Barriers to adoption of this new browser are twofold. It has no mobile version at a time when analysts are buzzing about the dawn of the mobile computing era. The expectation is that by 2015, more users will access the internet via mobile devices than through desktop computers. Further complicating RockMelt’s future, there are plenty of existing and well-entrenched web browsers for the desktop already—Opera, Firefox, Safari, Chrome, Internet Explorer, and numerous others.
The roll-out of RockMelt through invitations sent to friends on Facebook is a well-thought-out process that would seem to encourage adoption through the network of a user’s social relationships. RockMelt’s servers check to see which of my friends have requested an invite to the beta test. When I have available invites, it tells me which of my friends has requested one through the sign-up on the RockMelt site, and then (with my assent) it sends off an invite to that person indicating that I (as their Facebook friend) am responsible for sending it on to them. It’s a way to expand the viral dissemination of the download link while indicating to those interested that it comes from a trusted party. Every time a friend of mine downloads and uses the browser, RockMelt extends more options to me to invite others within my network. Assuming that the average individual has 150 friends on Facebook’s platform, the controlled dissemination of invitations should support a manageable increase in scalability for RockMelt.
The blogosphere has offered up no scathing rejections of this new browser; most user reviews are indeed quite positive. Where bugs have been identified, RockMelt developers Tim Howe and Eric Vishria have very intelligently acknowledged and/or explained on the organizational blog as well as responding on their Facebook page and to inquiries at their Twitter stream.
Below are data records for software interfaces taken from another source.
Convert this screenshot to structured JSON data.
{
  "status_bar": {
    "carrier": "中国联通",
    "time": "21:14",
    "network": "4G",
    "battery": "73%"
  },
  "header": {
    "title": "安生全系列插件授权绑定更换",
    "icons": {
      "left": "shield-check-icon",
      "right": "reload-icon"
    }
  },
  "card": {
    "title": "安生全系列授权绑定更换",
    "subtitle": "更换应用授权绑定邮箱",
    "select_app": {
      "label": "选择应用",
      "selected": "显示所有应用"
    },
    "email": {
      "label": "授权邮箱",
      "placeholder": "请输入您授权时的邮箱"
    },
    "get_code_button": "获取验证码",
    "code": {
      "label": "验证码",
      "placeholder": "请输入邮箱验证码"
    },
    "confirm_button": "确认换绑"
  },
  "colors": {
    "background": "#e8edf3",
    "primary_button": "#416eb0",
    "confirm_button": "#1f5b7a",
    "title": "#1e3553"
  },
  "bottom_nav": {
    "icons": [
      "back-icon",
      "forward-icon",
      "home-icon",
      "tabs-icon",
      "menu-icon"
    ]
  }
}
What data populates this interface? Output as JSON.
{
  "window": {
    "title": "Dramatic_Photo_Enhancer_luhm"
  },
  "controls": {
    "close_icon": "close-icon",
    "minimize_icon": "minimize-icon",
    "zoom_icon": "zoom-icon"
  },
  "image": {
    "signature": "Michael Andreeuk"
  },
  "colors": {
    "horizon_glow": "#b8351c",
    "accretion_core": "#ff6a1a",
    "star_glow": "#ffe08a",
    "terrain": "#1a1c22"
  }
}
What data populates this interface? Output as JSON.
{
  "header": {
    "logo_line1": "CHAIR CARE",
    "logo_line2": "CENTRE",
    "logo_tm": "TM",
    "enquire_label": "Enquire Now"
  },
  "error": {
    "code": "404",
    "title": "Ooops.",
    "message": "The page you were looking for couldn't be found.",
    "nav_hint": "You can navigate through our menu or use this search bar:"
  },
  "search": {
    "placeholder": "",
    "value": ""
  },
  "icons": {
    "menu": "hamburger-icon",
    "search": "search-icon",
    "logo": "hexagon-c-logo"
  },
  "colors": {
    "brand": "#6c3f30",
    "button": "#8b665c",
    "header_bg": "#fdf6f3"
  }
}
They claim, “We’ve just scratched the surface of what we want to do.”